It's no surprise that the Murano is based on Nissan's popular Altima sedan platform. The Altima is a midsize sedan from the same design studio and is cutting edge. It isn't just the lines, either. Nissan's color palette also pushes the envelope. I saw a Murano on the highway a few weeks ago that was a metallic bronze. I had never seen that color before and it was stunning. Our tester was a red, "Merlot" Nissan called it, that was equally spectacular.

So it's hard to be totally objective when you're dazzled by the design. But I forced myself. Oh, the sacrifices I make.

Under the hood the Murano has a 3.5-liter double overhead cam V6 that pushes out an impressive 245 horsepower. Hooked to a seamless continuously variable transmission (CVT), the Murano zips down the road with absolutely no jerkiness when gears are shifting, because gears don't shift. We've driven several cars with CVTs and this is one of the better ones. Since the Murano isn't designed for tough off-roading, the CVT is as good as any gearbox. In fact, Nissan calls the Murano "The On-Road SUV" with good reason. Besides, you wouldn't want to mess up that glorious paint with dirt, would you?

The seats were powered on the driver's and passenger's side. This allowed us to set them up in almost any configuration for the best comfort. I liked the side support and felt the seats were comfortable.

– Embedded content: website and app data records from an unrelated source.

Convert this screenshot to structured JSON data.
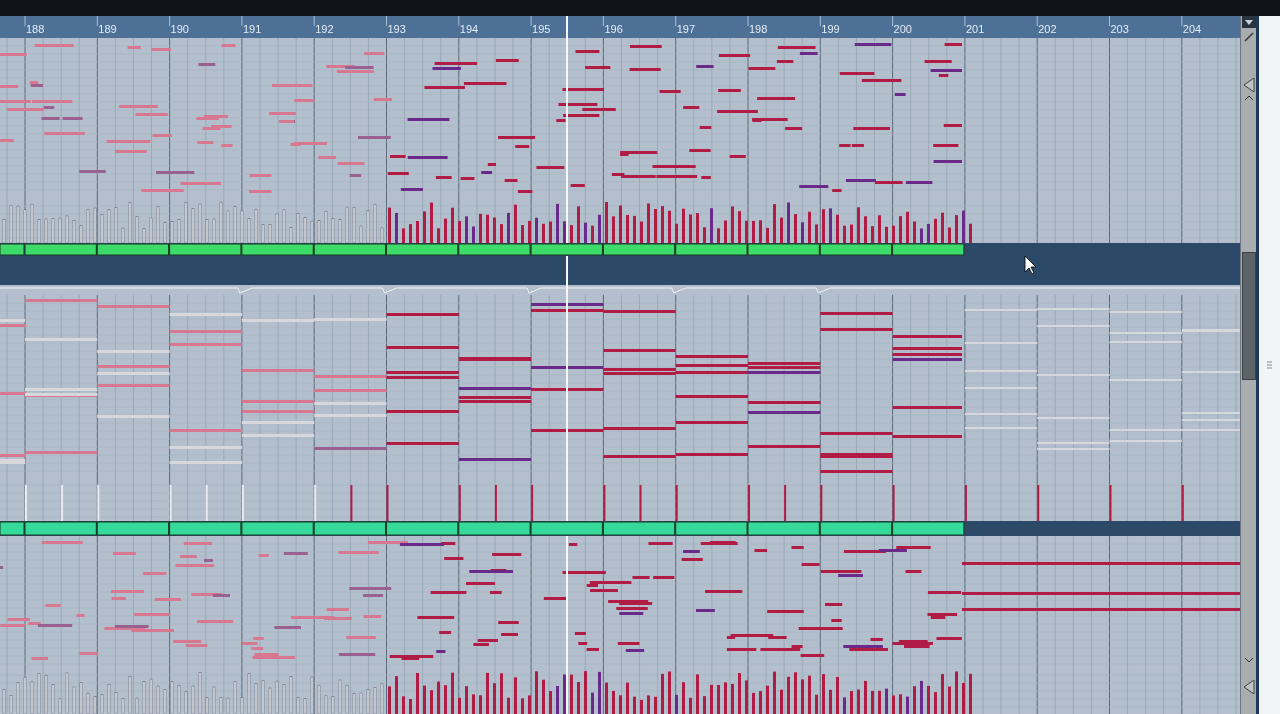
{
  "ruler": {
    "bars": [
      "188",
      "189",
      "190",
      "191",
      "192",
      "193",
      "194",
      "195",
      "196",
      "197",
      "198",
      "199",
      "200",
      "201",
      "202",
      "203",
      "204"
    ]
  },
  "part_lanes": [
    {
      "color": "#3ddc6a"
    },
    {
      "color": "#35d99a"
    }
  ]
}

The rear seat was a bench, with no third-row option. This is okay, since most rear seats offer limited comfort anyway, so why try to force the issue? In most cases, smaller adults would be relegated to the rear of a third row. With just two rows, second-row passengers gain a bit in legroom, which is an advantage. Those seats were comfortable as well. Despite the sloping rear on the exterior, there's good cargo capacity in the Murano on the inside. With the rear seats folded nearly flat, cargo volume grows to 81.6 cubic feet. The seats fold by flipping a couple of levers at the back of the cargo area, and you don't have to remove the rear headrests.

Other storage includes a cell-phone receptacle in the center console as well as dual storage areas in the console itself. The cupholders are Murano's one design flaw; it's tough to remove cups.

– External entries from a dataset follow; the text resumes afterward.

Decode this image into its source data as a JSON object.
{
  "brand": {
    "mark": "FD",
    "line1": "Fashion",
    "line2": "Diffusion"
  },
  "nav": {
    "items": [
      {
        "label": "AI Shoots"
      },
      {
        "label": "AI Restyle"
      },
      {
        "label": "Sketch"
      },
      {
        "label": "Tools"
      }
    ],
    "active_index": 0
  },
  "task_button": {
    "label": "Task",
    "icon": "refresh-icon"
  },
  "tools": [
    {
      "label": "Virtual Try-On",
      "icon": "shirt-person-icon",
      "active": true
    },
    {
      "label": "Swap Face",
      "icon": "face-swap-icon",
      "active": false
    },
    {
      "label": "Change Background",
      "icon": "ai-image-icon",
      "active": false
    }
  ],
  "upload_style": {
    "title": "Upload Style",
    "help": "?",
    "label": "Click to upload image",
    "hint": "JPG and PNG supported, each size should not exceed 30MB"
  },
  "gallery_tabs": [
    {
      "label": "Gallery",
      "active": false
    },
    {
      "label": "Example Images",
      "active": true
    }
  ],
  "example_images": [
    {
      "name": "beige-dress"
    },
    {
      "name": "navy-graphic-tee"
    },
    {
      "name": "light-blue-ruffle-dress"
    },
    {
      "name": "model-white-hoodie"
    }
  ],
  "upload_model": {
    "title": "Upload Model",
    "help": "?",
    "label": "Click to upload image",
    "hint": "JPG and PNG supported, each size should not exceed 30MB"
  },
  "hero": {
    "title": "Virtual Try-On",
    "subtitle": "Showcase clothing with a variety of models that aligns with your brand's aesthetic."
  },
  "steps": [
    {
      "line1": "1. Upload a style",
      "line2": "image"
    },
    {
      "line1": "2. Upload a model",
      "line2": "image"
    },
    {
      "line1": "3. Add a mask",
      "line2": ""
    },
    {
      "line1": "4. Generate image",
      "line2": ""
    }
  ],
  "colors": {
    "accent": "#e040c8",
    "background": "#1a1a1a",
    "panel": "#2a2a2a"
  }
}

As with many vehicles, the navigation option is somewhat intuitive, but not totally. It is learnable, as we found. We used the screen primarily to find our favorite XM Satellite stations, at least until the system crashed on us.

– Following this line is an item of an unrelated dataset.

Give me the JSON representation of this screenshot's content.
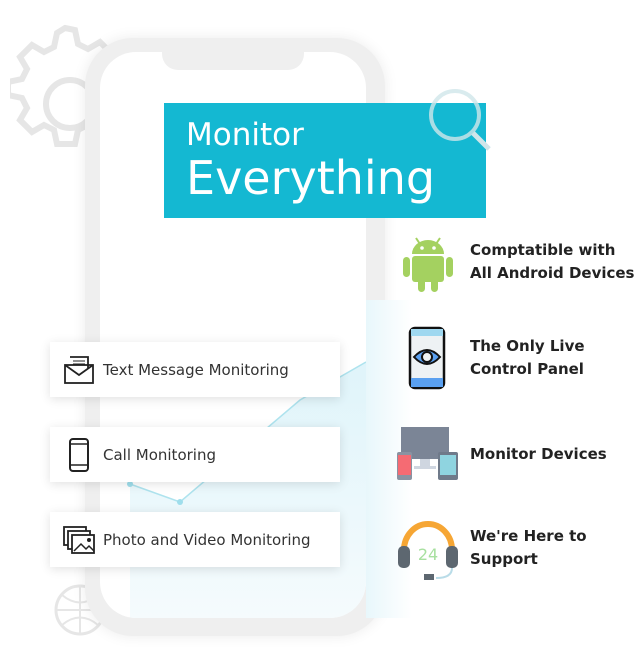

The SL trim level is Murano's middle-of-the-road and costs $3,500. It includes leather seats, 4-way power passenger seat, silver colored lower bumpers, sunroof, 225-watt Bose Audio system with 6-disc CD changer, power adjustable pedals, and a cargo cover and cargo net. XM Radio added another $400 to the base, wood-tone trim $100 , floor mats $80 and 18-inch chrome wheels $1,200.

The Murano isn't cheap, but it's enough like an Infiniti FX to make it an acceptable low-cost option.

2005 The Auto Page Syndicate